(Problem to work on)
Output the full listing verbatim.

(Records provided)

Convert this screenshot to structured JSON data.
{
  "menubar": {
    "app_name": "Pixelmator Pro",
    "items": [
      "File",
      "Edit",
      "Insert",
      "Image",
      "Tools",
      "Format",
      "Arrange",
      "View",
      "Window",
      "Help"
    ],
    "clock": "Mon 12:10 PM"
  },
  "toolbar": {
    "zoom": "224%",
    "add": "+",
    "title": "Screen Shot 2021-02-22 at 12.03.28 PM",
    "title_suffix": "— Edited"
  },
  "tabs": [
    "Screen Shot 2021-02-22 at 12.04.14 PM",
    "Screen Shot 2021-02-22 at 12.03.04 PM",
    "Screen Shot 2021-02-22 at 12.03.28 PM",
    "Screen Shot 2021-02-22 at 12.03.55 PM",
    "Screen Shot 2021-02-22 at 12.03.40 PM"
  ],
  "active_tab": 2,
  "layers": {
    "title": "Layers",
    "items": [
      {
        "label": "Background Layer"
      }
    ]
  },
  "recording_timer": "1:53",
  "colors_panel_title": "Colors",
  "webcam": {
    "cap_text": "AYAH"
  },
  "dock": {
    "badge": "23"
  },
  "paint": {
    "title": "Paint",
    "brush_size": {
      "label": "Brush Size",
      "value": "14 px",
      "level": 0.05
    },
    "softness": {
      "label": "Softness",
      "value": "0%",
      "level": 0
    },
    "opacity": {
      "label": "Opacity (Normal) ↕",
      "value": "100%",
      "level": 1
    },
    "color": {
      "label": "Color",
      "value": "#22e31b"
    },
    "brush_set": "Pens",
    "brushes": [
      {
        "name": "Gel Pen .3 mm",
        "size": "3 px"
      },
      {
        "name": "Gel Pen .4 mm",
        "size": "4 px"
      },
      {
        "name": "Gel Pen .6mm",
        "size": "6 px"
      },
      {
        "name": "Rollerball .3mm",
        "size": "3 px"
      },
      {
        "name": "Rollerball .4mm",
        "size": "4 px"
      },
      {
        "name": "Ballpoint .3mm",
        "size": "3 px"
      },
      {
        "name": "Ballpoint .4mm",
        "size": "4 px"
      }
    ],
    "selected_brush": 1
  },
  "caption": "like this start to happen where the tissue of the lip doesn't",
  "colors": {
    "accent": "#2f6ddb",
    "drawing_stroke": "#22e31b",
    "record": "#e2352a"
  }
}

(Solution for this problem)
Convert this screenshot to structured JSON data.
{
  "menubar": {
    "app_name": "Pixelmator Pro",
    "items": [
      "File",
      "Edit",
      "Insert",
      "Image",
      "Tools",
      "Format",
      "Arrange",
      "View",
      "Window",
      "Help"
    ],
    "clock": "Mon 12:10 PM"
  },
  "toolbar": {
    "zoom": "224%",
    "add": "+",
    "title": "Screen Shot 2021-02-22 at 12.03.28 PM",
    "title_suffix": "— Edited"
  },
  "tabs": [
    "Screen Shot 2021-02-22 at 12.04.14 PM",
    "Screen Shot 2021-02-22 at 12.03.04 PM",
    "Screen Shot 2021-02-22 at 12.03.28 PM",
    "Screen Shot 2021-02-22 at 12.03.55 PM",
    "Screen Shot 2021-02-22 at 12.03.40 PM"
  ],
  "active_tab": 2,
  "layers": {
    "title": "Layers",
    "items": [
      {
        "label": "Background Layer"
      }
    ]
  },
  "recording_timer": "1:53",
  "colors_panel_title": "Colors",
  "webcam": {
    "cap_text": "AYAH"
  },
  "dock": {
    "badge": "23"
  },
  "paint": {
    "title": "Paint",
    "brush_size": {
      "label": "Brush Size",
      "value": "14 px",
      "level": 0.05
    },
    "softness": {
      "label": "Softness",
      "value": "0%",
      "level": 0
    },
    "opacity": {
      "label": "Opacity (Normal) ↕",
      "value": "100%",
      "level": 1
    },
    "color": {
      "label": "Color",
      "value": "#22e31b"
    },
    "brush_set": "Pens",
    "brushes": [
      {
        "name": "Gel Pen .3 mm",
        "size": "3 px"
      },
      {
        "name": "Gel Pen .4 mm",
        "size": "4 px"
      },
      {
        "name": "Gel Pen .6mm",
        "size": "6 px"
      },
      {
        "name": "Rollerball .3mm",
        "size": "3 px"
      },
      {
        "name": "Rollerball .4mm",
        "size": "4 px"
      },
      {
        "name": "Ballpoint .3mm",
        "size": "3 px"
      },
      {
        "name": "Ballpoint .4mm",
        "size": "4 px"
      }
    ],
    "selected_brush": 1
  },
  "caption": "like this start to happen where the tissue of the lip doesn't",
  "colors": {
    "accent": "#2f6ddb",
    "drawing_stroke": "#22e31b",
    "record": "#e2352a"
  }
}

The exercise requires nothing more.